When a massive disturbance occurs and wipes out all life in an area, a community must start from scratch. But how? Where do the first species come from? Usually, the first species to arrive in a newly uninhabited area are those from the surrounding environment that are able to produce a lot of offspring that can disperse over long distances. These species are called colonizer species, because, well, they are good at colonizing new areas. They are also called "pioneer species" for the same reason.
Colonizer species often include
As you read in the population ecology section on life history trade-offs (if you didn't read that section, you might want to scoot back there really quick), organisms that are good at one thing, like fast and prolific reproduction, are often not good at other things, like long-term survival. These trade-offs play a huge role in ecological succession. Huge. Whoppin' big.
Colonizers are good at what they do—colonization—but they are poor competitors. As the newly arrived species begin to grow and reproduce, they change the environment in ways that allow other species to survive. These later-arriving species are often not as good at colonizing, but are better at persisting for long periods of time and quickly out-compete the colonizer species. This process continues for many years, until eventually, the community is composed mostly of highly stable persister species like tall, slow-growing trees. This final, stable community is often called a climax community because, unlike communities earlier on in the successional process, it doesn’t change much in composition from year to year—succession has reached its climax. If you couldn't stop laughing the whole time you read that last paragraph, good. We thought it was hilarious, too.
Secondary succession occurs in exactly the same way as primary succession, except that it begins with a partially disturbed community, rather than a lifeless wasteland. Teenage Wasteland? No, not really. This partially disturbed community recovers more quickly than the completely disturbed community because colonization can occur over much shorter distances. In addition, because some representatives of the original community are still nearby, secondary succession results in communities that look more similar to the original community than those that result from primary succession. In the end, though, both primary and secondary succession can result in stable climax communities.
The tragedy in succession, if you feel comfortable calling it that, is that the success of earlier species is what leads directly to their eventual demise and replacement. Despite this, understanding the process of succession is important to people interested in conserving and restoring areas disturbed by human activities. In fact, conservation efforts rely heavily on the concepts and theories associated with ecological succession. So, if this section disproportionately whet your palette, you might consider taking a class in or reading more about conservation biology.

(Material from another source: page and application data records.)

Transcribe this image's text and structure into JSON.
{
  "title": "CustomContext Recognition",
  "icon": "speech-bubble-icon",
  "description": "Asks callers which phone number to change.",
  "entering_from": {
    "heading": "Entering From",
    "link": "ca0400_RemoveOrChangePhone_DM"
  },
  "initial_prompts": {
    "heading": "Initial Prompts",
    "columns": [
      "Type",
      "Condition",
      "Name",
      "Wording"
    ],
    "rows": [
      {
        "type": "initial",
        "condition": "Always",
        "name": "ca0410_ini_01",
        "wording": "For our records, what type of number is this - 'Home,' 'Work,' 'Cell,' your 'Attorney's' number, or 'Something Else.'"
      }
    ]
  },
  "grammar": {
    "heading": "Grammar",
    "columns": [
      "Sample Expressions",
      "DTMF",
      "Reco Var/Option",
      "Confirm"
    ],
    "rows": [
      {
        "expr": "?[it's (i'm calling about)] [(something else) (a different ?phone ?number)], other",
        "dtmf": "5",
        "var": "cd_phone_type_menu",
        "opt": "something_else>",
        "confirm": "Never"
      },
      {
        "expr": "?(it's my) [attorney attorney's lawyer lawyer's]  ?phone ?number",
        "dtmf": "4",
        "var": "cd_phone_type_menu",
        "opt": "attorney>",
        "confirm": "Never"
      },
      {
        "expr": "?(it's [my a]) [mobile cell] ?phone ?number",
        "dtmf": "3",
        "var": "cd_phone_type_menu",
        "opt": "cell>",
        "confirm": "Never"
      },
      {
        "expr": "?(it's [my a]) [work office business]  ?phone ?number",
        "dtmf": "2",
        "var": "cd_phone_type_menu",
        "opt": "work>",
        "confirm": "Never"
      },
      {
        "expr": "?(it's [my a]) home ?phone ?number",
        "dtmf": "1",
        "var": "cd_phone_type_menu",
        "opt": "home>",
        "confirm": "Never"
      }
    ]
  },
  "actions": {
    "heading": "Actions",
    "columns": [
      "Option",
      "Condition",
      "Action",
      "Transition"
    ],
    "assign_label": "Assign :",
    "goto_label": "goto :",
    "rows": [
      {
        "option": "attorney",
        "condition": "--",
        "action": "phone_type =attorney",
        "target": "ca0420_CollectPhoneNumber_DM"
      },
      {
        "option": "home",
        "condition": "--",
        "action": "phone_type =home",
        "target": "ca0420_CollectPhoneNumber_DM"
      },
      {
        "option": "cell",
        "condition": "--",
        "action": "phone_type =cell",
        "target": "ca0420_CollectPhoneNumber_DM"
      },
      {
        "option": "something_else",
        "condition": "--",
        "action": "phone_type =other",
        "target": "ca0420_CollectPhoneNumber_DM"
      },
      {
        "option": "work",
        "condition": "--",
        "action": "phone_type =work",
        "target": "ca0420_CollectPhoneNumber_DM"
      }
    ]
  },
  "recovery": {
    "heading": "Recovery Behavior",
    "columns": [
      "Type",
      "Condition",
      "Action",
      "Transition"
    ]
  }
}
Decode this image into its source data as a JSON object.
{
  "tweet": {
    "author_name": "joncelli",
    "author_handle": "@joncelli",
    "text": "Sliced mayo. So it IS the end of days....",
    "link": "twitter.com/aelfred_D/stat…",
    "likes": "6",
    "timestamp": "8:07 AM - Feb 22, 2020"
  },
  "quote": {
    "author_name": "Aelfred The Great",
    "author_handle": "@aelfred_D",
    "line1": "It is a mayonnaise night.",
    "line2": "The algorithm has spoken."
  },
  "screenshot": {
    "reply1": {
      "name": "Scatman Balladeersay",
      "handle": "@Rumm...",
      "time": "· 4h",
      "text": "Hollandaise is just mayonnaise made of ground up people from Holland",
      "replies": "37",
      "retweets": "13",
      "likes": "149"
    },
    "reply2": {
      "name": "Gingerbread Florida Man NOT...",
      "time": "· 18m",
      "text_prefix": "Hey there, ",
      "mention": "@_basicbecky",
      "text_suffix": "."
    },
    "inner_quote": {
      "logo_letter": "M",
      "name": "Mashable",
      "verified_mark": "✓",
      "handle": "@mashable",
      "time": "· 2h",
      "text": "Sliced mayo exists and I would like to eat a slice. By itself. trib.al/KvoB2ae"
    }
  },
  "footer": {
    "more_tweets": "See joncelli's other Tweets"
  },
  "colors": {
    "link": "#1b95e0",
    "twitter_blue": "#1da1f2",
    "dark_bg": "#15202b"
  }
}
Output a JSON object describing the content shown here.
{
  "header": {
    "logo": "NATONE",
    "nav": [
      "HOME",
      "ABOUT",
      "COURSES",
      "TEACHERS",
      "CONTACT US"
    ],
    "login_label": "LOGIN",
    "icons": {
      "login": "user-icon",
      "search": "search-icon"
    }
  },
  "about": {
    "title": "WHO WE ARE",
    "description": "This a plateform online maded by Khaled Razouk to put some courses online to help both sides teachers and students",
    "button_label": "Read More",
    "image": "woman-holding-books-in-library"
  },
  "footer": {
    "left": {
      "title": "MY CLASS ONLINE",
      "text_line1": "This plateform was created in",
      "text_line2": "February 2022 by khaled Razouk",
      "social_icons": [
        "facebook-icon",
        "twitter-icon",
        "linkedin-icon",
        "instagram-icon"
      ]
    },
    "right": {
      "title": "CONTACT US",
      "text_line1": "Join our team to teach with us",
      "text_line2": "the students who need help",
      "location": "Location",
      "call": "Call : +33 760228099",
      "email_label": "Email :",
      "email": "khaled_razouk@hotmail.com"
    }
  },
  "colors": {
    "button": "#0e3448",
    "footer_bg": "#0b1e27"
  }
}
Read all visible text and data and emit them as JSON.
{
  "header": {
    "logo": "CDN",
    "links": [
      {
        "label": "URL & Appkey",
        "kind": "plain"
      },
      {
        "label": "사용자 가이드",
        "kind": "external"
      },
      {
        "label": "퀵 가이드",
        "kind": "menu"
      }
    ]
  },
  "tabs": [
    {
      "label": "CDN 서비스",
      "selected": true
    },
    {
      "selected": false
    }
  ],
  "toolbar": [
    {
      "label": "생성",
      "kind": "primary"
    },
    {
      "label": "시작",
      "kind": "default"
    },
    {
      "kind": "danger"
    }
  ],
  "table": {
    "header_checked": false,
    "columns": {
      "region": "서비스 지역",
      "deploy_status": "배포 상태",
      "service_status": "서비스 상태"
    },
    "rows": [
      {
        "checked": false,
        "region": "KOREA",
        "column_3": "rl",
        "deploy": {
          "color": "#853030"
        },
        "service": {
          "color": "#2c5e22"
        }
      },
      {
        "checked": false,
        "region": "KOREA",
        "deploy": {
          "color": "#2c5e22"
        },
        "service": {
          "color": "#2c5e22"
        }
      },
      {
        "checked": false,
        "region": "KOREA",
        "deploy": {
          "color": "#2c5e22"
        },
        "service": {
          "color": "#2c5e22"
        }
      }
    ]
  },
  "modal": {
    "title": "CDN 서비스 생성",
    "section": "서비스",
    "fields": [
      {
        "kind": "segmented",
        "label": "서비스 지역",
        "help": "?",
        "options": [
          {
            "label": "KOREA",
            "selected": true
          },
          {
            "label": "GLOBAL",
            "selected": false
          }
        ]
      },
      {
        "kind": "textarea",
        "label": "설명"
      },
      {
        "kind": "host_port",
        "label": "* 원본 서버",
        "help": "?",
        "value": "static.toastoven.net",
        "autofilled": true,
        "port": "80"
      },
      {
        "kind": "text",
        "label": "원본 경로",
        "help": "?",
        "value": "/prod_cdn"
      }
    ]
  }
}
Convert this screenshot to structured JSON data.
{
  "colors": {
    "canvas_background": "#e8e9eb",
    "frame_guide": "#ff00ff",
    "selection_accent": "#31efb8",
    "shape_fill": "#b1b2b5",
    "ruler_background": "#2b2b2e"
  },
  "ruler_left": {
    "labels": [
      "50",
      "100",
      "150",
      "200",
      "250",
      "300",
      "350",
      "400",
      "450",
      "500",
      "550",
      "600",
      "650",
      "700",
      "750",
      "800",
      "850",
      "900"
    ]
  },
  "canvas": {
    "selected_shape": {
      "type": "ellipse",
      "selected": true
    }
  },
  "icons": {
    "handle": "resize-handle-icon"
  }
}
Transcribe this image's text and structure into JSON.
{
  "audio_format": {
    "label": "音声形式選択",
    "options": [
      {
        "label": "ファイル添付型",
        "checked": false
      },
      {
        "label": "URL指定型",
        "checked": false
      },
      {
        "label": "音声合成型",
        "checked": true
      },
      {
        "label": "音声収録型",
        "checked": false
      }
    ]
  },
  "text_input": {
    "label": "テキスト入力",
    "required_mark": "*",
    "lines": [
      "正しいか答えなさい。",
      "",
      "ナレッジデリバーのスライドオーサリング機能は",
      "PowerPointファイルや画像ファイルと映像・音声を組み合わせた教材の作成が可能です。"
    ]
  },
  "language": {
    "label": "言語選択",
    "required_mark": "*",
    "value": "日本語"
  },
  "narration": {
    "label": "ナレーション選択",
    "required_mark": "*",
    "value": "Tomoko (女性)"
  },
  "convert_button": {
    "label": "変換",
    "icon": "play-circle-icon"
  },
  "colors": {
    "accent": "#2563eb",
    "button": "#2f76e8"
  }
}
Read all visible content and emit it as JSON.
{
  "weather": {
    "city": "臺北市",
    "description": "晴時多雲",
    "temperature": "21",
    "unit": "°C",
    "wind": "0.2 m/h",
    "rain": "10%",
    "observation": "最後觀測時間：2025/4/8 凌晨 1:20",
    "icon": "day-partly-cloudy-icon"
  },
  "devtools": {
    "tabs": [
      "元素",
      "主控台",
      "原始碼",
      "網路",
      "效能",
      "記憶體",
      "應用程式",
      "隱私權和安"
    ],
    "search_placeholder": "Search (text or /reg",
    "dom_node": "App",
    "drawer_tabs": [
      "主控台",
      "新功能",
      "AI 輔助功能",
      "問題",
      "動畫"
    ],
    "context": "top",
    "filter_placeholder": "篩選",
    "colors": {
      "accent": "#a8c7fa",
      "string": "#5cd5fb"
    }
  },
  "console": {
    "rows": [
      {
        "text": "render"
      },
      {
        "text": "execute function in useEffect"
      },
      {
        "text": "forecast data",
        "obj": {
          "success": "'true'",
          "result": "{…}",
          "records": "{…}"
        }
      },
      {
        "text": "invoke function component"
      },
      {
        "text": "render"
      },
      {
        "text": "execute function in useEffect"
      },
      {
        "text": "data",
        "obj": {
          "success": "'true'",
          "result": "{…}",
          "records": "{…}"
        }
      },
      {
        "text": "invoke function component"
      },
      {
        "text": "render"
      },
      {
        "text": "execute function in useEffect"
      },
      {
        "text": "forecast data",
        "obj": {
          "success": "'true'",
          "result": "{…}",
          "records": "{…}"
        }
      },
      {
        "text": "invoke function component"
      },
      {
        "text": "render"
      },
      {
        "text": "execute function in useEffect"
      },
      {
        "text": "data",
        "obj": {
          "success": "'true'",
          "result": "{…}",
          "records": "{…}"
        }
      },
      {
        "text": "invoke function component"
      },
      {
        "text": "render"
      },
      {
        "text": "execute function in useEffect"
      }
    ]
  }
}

There are many organisms that live near active undersea volcanoes. In these environments, the community is constantly changing—the lava flows kill the lifeforms around the volcano and allow community succession by larvae in the water column. Indeed, completely different organisms can appear after a volcanic eruption. Read a scientific study on this kind of succession here.